Gisborne on 2019 Global Travel Hotlist

“A total solar eclipse, two World Cups, several new flights and walking trails, and big birthday celebrations from Havana to [Gisborne, New Zealand],” The Guardian lists their top 40 destinations worth checking out this year.

“Captain James Cook’s arrival on 8 October 1769, near the site of present-day Gisborne, led to the first meetings between Europeans and Māori. But despite initial, sometimes fatal, misunderstandings, the great navigator’s efforts to build trust – helped by Tahitian chief Tupaia, who travelled with Cook – won him lasting respect,” the UK newspaper writes.

“So although he will always be a controversial figure for some, the 250th anniversary of this historic meeting is a landmark event, being celebrated most notably with a voyage around the country by a flotilla including a replica of his ship, the Endeavour, setting off from Gisborne.

“One of Cook’s initial landing sites was stunning Mercury Bay, further up the coast, where the explorer became the first European to visit a Māori pa. The wider area, the Coromandel peninsula, has temperate rainforest, misty mountains and dramatic coastal scenery with several heavenly beaches. Hiking, cycling, kayaking and whale-watching trips keep visitors busy, and towns such as laid-back Whitianga offer plenty of opportunity to try the excellent seafood.”

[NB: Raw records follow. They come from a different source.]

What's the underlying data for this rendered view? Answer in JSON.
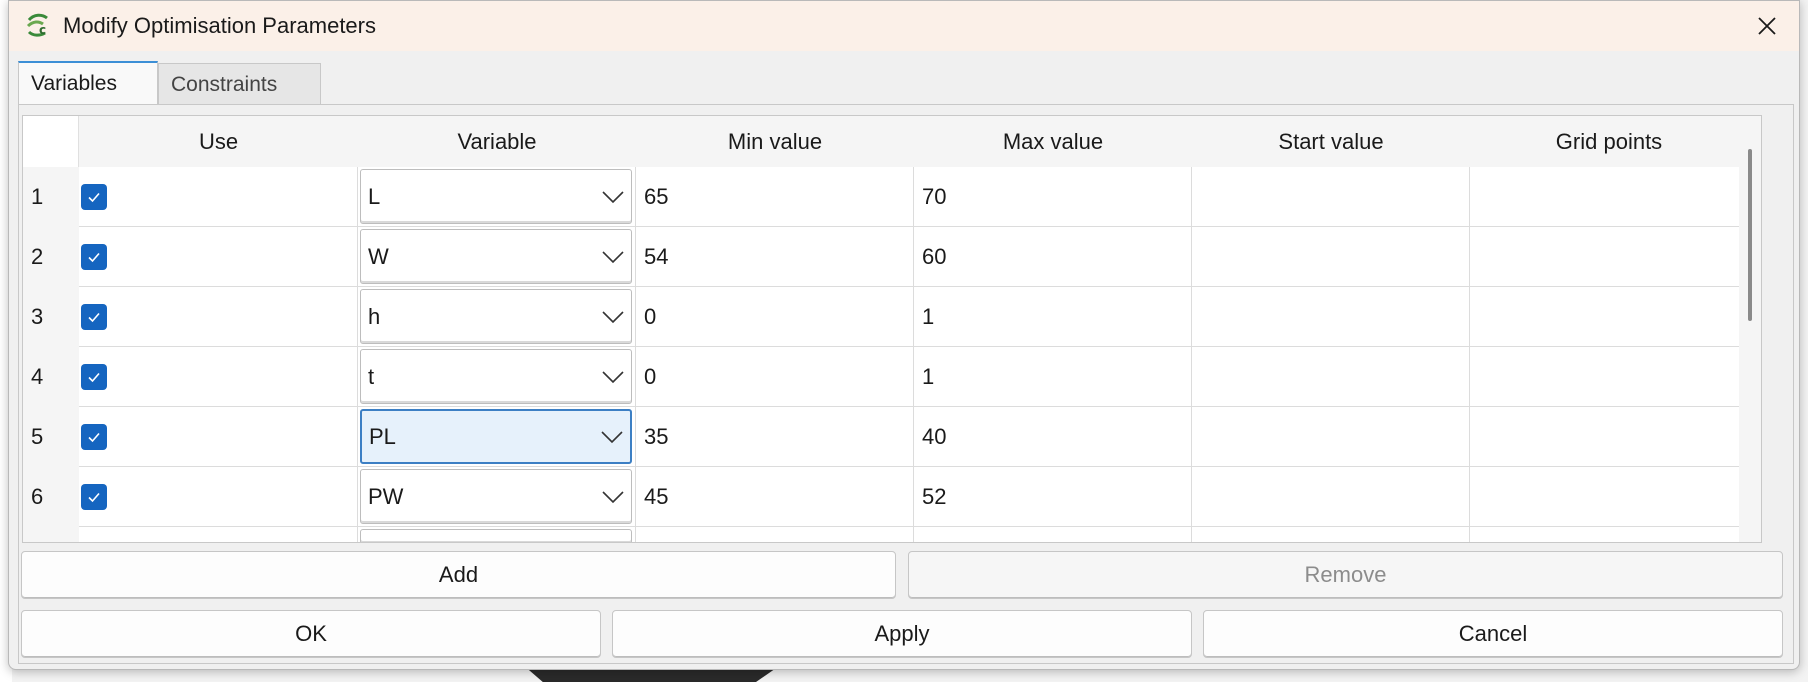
{
  "dialog": {
    "title": "Modify Optimisation Parameters",
    "close_icon": "close-icon",
    "app_icon": "freecad-logo-icon"
  },
  "tabs": [
    {
      "label": "Variables",
      "active": true
    },
    {
      "label": "Constraints",
      "active": false
    }
  ],
  "table": {
    "headers": [
      "Use",
      "Variable",
      "Min value",
      "Max value",
      "Start value",
      "Grid points"
    ],
    "rows": [
      {
        "num": "1",
        "use": true,
        "variable": "L",
        "min": "65",
        "max": "70",
        "start": "",
        "grid": ""
      },
      {
        "num": "2",
        "use": true,
        "variable": "W",
        "min": "54",
        "max": "60",
        "start": "",
        "grid": ""
      },
      {
        "num": "3",
        "use": true,
        "variable": "h",
        "min": "0",
        "max": "1",
        "start": "",
        "grid": ""
      },
      {
        "num": "4",
        "use": true,
        "variable": "t",
        "min": "0",
        "max": "1",
        "start": "",
        "grid": ""
      },
      {
        "num": "5",
        "use": true,
        "variable": "PL",
        "min": "35",
        "max": "40",
        "start": "",
        "grid": "",
        "focused": true
      },
      {
        "num": "6",
        "use": true,
        "variable": "PW",
        "min": "45",
        "max": "52",
        "start": "",
        "grid": ""
      }
    ]
  },
  "buttons": {
    "add": "Add",
    "remove": "Remove",
    "ok": "OK",
    "apply": "Apply",
    "cancel": "Cancel"
  },
  "colors": {
    "accent": "#1565c0",
    "titlebar": "#fbf0e8",
    "focus_border": "#3c7fc4"
  }
}
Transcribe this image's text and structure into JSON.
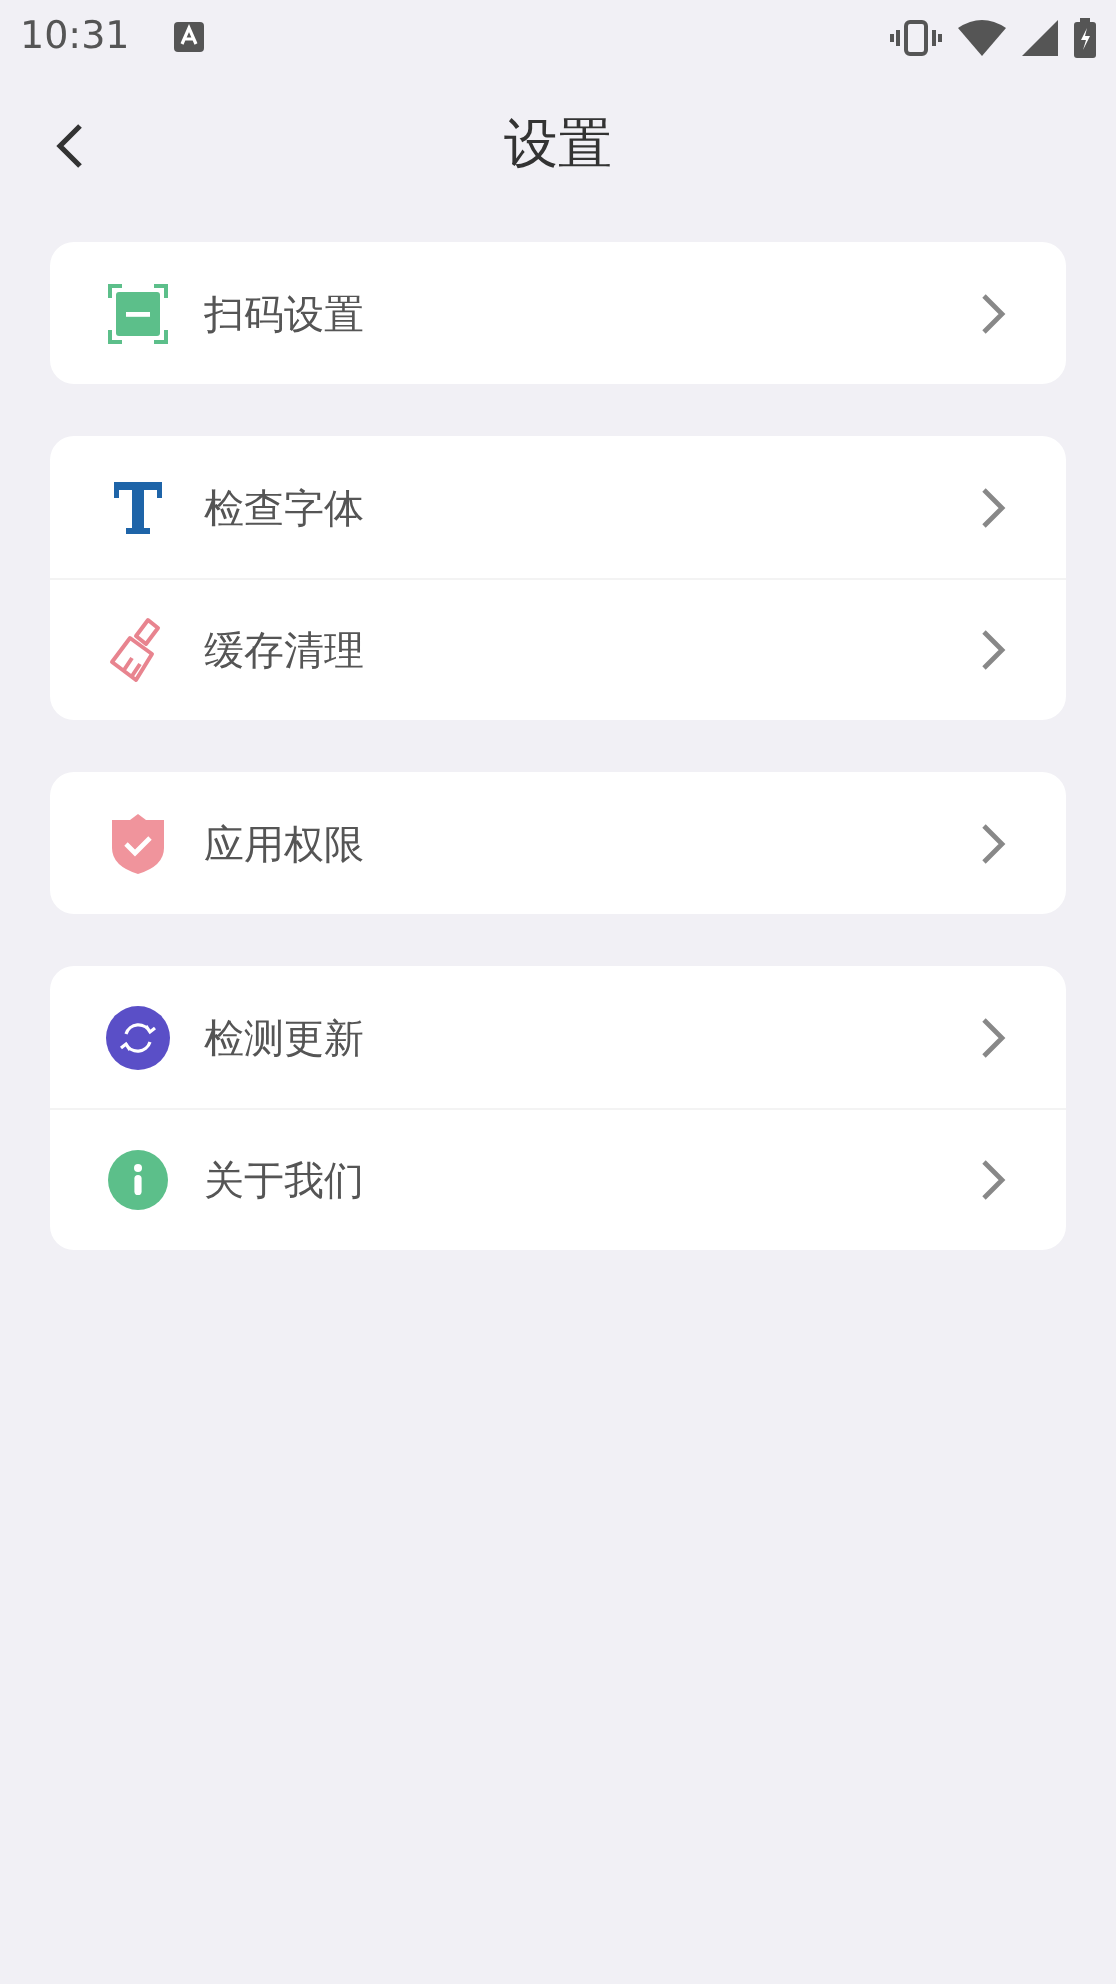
{
  "status_bar": {
    "time": "10:31"
  },
  "header": {
    "title": "设置"
  },
  "groups": [
    {
      "items": [
        {
          "kind": "scan",
          "label": "扫码设置"
        }
      ]
    },
    {
      "items": [
        {
          "kind": "font",
          "label": "检查字体"
        },
        {
          "kind": "clean",
          "label": "缓存清理"
        }
      ]
    },
    {
      "items": [
        {
          "kind": "permission",
          "label": "应用权限"
        }
      ]
    },
    {
      "items": [
        {
          "kind": "update",
          "label": "检测更新"
        },
        {
          "kind": "about",
          "label": "关于我们"
        }
      ]
    }
  ]
}
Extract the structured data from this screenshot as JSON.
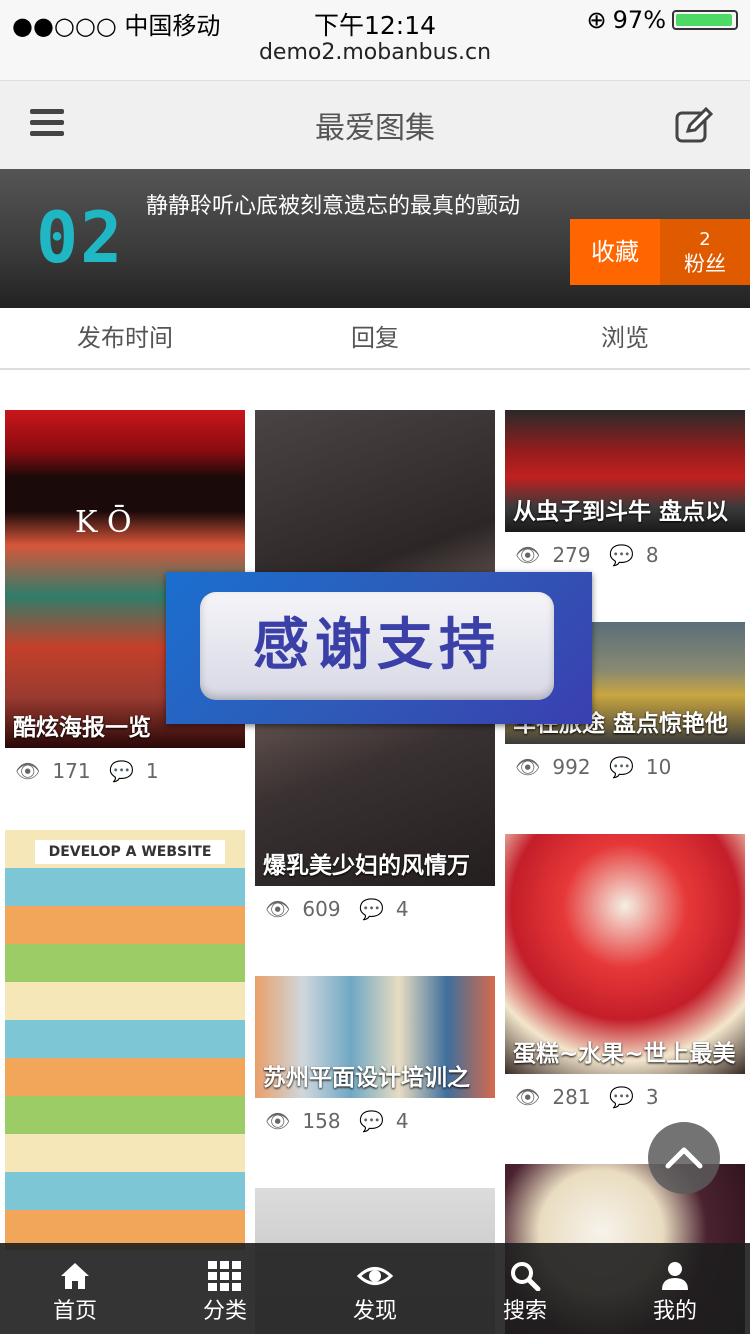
{
  "status_bar": {
    "carrier": "●●○○○ 中国移动",
    "time": "下午12:14",
    "battery": "97%",
    "battery_level": 0.97,
    "url": "demo2.mobanbus.cn"
  },
  "header": {
    "title": "最爱图集",
    "menu_icon": "menu-icon",
    "edit_icon": "edit-icon"
  },
  "banner": {
    "logo": "02",
    "description": "静静聆听心底被刻意遗忘的最真的颤动",
    "favorite_label": "收藏",
    "fans_count": "2",
    "fans_label": "粉丝"
  },
  "sort_tabs": [
    "发布时间",
    "回复",
    "浏览"
  ],
  "cards": [
    {
      "title": "酷炫海报一览",
      "views": "171",
      "comments": "1"
    },
    {
      "title": "从虫子到斗牛 盘点以",
      "views": "279",
      "comments": "8"
    },
    {
      "title": "车在旅途 盘点惊艳他",
      "views": "992",
      "comments": "10"
    },
    {
      "title": "爆乳美少妇的风情万",
      "views": "609",
      "comments": "4"
    },
    {
      "title": "苏州平面设计培训之",
      "views": "158",
      "comments": "4"
    },
    {
      "title": "蛋糕~水果~世上最美",
      "views": "281",
      "comments": "3"
    }
  ],
  "overlay": {
    "text": "感谢支持"
  },
  "bottom_nav": [
    {
      "label": "首页",
      "icon": "home-icon"
    },
    {
      "label": "分类",
      "icon": "grid-icon"
    },
    {
      "label": "发现",
      "icon": "eye-icon"
    },
    {
      "label": "搜索",
      "icon": "search-icon"
    },
    {
      "label": "我的",
      "icon": "user-icon"
    }
  ],
  "colors": {
    "accent": "#ff6600",
    "logo": "#1fb7c4",
    "overlay_text": "#3a40a8"
  }
}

Original article by The Guardian, January 6, 2019.


Tags: Captain Cook  Coromandel Peninsula  Gisborne  Mercury Bay  Whitianga  

What to Do in Cool Lil’ Wellington

What to Do in Cool Lil’ Wellington

Wellington is, “of course”, the more “Melbourne” of the North Island’s two largest cities, according to Pedestrian TV correspondent Chantelle Schmidt. Schmidt writes that Wellington is “art, vintage, bars and all-round…